## Exercise input
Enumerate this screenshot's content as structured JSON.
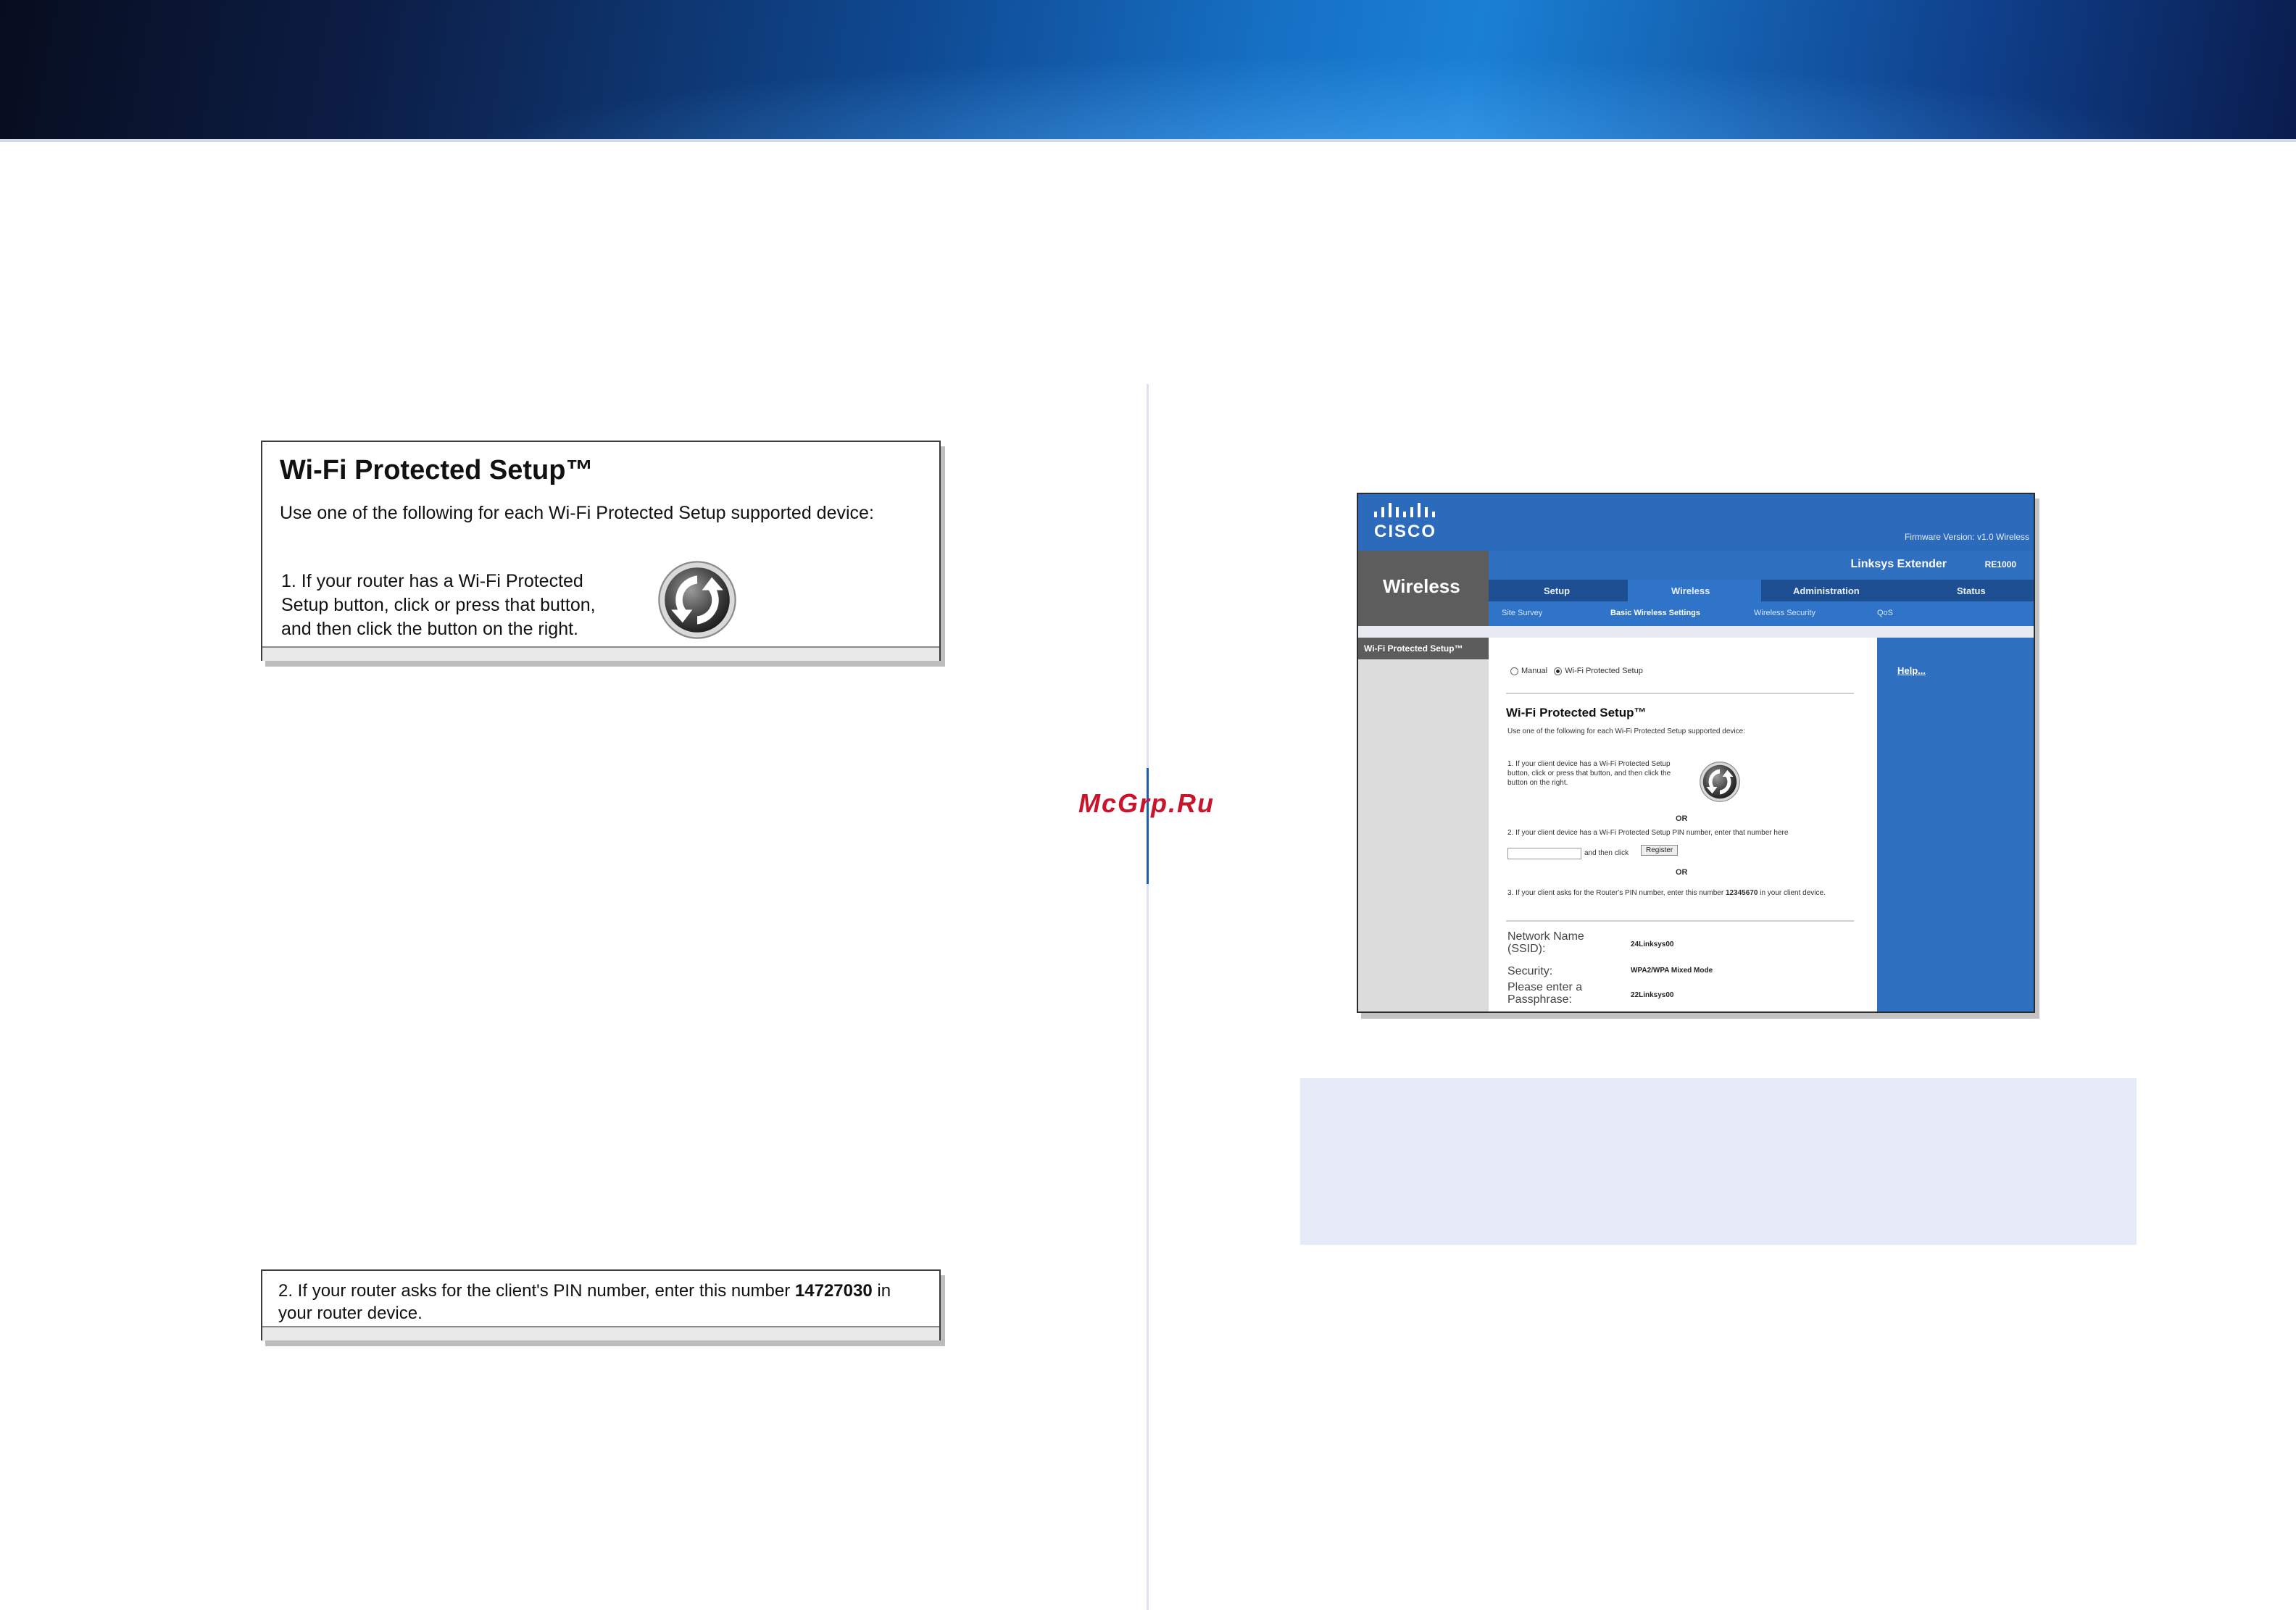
{
  "watermark": "McGrp.Ru",
  "wps_box": {
    "title": "Wi-Fi Protected Setup™",
    "subtitle": "Use one of the following for each Wi-Fi Protected Setup supported device:",
    "step1": "1. If your router has a Wi-Fi Protected Setup button, click or press that button, and then click the button on the right.",
    "icon": "wps-icon"
  },
  "pin_box": {
    "text_before": "2. If your router asks for the client's PIN number, enter this number ",
    "pin": "14727030",
    "text_after": " in your router device."
  },
  "router_shot": {
    "logo": "CISCO",
    "firmware": "Firmware Version: v1.0 Wireless",
    "area": "Wireless",
    "model_name": "Linksys Extender",
    "model_code": "RE1000",
    "tabs": [
      "Setup",
      "Wireless",
      "Administration",
      "Status"
    ],
    "subtabs": [
      "Site Survey",
      "Basic Wireless Settings",
      "Wireless Security",
      "QoS"
    ],
    "side_item": "Wi-Fi Protected Setup™",
    "help": "Help...",
    "radio_manual": "Manual",
    "radio_wps": "Wi-Fi Protected Setup",
    "wps_title": "Wi-Fi Protected Setup™",
    "wps_subtitle": "Use one of the following for each Wi-Fi Protected Setup supported device:",
    "step1": "1. If your client device has a Wi-Fi Protected Setup button, click or press that button, and then click the button on the right.",
    "or": "OR",
    "step2": "2. If your client device has a Wi-Fi Protected Setup PIN number, enter that number here",
    "step2b": "and then click",
    "register": "Register",
    "step3_before": "3. If your client asks for the Router's PIN number, enter this number ",
    "step3_pin": "12345670",
    "step3_after": " in your client device.",
    "fields": [
      {
        "label": "Network Name (SSID):",
        "value": "24Linksys00"
      },
      {
        "label": "Security:",
        "value": "WPA2/WPA Mixed Mode"
      },
      {
        "label": "Please enter a Passphrase:",
        "value": "22Linksys00"
      }
    ]
  },
  "colors": {
    "banner_blue": "#1670c4",
    "cisco_blue": "#2e6fc0",
    "note_panel": "#e6ebf7",
    "watermark_red": "#c8142c"
  }
}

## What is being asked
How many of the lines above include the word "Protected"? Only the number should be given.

## Output for this exercise
9